Well Known Fire-Fighter Was Also the Mayor of Atlanta and State Fire Marshal—Thrice President of I. A. F. E.
AT the advanced age of seventy years W. R. (“Cap.”) Joyner, former chief of Atlanta, Ga., as briefly announced in the last issue of FIRE AND WATER ENGINEERING, passed awav at the Grady Hospital in that city at 6 P.M., on Monday, January 5. Chief Joyner had been suffering for some time from the infirmities of age, an especial affliction being the partial loss of his eyesight. He was taken so ill several weeks ago, that he was compelled to take to his bed. and a week before his death he was removed, at his own request, to the hospital in which he died.

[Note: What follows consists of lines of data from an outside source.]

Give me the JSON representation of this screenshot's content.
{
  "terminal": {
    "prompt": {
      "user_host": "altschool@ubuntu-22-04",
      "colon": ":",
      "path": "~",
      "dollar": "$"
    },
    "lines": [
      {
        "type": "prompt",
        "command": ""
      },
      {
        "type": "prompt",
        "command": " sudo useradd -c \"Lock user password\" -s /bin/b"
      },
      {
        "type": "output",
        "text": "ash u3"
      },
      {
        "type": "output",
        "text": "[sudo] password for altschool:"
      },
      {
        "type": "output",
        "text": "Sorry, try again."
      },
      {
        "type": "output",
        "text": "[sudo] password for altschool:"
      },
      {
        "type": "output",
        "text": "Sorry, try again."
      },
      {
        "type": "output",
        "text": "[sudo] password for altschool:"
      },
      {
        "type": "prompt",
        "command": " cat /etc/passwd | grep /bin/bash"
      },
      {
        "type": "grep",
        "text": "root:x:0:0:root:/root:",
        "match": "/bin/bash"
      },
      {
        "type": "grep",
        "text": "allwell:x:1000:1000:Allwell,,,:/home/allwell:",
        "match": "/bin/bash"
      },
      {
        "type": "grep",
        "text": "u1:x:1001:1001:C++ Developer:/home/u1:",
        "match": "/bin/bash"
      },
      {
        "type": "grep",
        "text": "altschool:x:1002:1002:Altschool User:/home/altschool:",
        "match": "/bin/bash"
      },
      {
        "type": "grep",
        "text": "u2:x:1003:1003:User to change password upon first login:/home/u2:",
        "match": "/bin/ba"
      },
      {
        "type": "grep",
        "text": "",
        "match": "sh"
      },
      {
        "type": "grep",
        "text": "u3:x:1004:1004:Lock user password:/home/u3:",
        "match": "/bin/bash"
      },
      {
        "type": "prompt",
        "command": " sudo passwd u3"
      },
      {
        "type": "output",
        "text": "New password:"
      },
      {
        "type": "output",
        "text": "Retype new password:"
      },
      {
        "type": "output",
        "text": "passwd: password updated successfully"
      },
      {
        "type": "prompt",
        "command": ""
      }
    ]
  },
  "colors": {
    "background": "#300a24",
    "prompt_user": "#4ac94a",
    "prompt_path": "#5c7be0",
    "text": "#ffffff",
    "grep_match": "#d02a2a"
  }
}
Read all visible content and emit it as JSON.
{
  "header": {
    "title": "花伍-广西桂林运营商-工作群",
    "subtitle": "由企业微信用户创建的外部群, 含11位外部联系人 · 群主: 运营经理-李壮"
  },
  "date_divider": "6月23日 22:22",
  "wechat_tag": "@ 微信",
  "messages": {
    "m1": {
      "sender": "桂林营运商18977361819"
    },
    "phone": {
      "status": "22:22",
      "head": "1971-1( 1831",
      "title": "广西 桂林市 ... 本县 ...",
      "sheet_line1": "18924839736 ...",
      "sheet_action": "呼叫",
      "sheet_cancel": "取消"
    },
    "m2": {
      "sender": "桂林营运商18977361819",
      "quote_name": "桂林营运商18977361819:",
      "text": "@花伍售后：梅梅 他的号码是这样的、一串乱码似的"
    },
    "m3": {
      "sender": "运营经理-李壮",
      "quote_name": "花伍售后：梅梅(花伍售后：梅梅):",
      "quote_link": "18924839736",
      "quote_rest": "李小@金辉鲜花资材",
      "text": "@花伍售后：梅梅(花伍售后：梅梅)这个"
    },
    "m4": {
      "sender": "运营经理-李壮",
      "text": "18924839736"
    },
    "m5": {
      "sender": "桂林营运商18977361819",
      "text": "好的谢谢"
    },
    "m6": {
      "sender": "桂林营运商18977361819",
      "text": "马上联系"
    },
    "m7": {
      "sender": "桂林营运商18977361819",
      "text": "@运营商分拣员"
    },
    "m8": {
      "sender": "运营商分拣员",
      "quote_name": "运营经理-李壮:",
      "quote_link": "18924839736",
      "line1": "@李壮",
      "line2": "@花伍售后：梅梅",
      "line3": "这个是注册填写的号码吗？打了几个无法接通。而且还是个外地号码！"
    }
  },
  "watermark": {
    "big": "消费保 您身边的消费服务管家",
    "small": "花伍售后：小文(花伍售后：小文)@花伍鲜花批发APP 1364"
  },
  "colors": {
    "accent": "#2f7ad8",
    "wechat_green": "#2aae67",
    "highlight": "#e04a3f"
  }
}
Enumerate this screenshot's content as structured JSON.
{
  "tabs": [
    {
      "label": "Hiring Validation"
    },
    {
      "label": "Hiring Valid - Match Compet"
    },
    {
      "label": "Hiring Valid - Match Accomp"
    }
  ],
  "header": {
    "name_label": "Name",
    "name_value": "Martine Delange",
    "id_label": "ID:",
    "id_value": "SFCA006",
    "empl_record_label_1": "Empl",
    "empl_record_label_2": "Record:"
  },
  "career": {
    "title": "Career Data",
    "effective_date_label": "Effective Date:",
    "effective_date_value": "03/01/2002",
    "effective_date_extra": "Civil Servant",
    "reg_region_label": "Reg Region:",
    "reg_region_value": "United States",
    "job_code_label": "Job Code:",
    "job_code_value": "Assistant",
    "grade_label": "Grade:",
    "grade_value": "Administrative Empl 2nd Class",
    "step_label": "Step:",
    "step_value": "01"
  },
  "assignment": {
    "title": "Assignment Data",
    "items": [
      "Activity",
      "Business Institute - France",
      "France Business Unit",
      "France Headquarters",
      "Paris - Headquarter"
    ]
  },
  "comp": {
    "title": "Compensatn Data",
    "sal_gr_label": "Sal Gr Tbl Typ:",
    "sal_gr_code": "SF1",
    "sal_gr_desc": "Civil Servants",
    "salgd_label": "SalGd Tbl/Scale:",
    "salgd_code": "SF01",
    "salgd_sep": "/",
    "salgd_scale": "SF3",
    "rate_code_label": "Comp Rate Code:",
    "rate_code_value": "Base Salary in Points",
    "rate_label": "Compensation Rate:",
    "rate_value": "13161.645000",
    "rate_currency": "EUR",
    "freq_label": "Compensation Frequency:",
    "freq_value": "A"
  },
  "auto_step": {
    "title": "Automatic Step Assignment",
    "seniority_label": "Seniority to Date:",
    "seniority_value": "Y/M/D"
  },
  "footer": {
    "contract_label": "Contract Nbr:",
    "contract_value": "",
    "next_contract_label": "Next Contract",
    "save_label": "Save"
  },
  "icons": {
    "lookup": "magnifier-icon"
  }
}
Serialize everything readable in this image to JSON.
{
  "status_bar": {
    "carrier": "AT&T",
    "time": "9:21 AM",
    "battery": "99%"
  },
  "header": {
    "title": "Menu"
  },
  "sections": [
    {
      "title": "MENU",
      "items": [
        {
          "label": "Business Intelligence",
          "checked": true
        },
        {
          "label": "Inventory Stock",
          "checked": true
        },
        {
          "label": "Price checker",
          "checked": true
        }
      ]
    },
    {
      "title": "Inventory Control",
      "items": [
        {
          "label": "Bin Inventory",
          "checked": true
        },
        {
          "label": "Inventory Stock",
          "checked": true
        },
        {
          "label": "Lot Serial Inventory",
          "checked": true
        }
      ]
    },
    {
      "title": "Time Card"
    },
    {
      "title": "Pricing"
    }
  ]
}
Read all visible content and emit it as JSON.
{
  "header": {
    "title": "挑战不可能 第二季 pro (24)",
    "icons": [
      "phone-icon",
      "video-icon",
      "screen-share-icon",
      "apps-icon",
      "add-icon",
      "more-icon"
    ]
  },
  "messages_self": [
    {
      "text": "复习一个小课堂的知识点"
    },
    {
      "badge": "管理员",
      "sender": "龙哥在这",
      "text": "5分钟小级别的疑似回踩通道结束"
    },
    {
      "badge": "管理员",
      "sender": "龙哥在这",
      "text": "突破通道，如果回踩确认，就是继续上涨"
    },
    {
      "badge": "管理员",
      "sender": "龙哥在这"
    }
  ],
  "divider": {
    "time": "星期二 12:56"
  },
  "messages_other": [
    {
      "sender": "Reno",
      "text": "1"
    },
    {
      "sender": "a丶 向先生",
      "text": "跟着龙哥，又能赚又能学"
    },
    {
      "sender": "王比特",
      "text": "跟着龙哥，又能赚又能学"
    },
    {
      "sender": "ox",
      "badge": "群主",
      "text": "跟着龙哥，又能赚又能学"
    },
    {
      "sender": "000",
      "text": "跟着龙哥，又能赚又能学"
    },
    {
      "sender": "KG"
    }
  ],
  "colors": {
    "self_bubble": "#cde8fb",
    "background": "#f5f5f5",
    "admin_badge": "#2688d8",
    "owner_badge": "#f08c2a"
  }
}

“Cap” Joyner, besides being among the most efficient of firefighters, was one of the best known and best loved chiefs of the International Association of Fire Engineers. The chiefs’ national organization, in tact, gave him a signal and unique honor not conferred on any other member—that of electing him three times to the post of president, two of these being consecutive. His first elevation to this important post was at the Atlanta Convention in 1887, the second at the Atlantic City Convention in 1903, and the third at that in Chattanooga, in 1904. He was the only chief who has ever served three terms.
Chief Joyner was born in the suburbs of Marietta, Ga., on June 30, 1854. By a coincidence Former Secretary of the Treasury William G. McAdoo was born in the same house five years later. The Joyner family removed to Atlanta during the Civil War and in 1879, when only twenty-five years of age, “Cap.” Joyner was elected city marshal. He occupied this office until his appointment as chief of the fire department in 1885.
For twenty-one years Chief Joyner remained at the head of the Atlanta fire-fighting forces, and under his direction the department grew from an insignificant volunteer organization to one that was one of the best in the state.
On December 1, 1906, “Cap.” Joyner resigned as chief as he had purchased the franchise of the Atlanta Baseball Club. During his career as a baseball magnate he was induced to run for the post of mayor of Atlanta and was elected to that office, serving during 1907-8. In 1909 he sold his interest in the baseball team and shortly afterward was chosen as the first state fire marshal of Georgia. He retained this office until 1922, his failing eyesight compelling him to relinquish all active work. In 1917 the Atlanta fire department built a room for “Cap.” Joyner in the quarters of Engine Co. No. 8, where he lived for some time with a son who was a fireman. The chief is survived by four sons. The funeral services were held at the family burial grounds near Marietta, Ga., on January 7.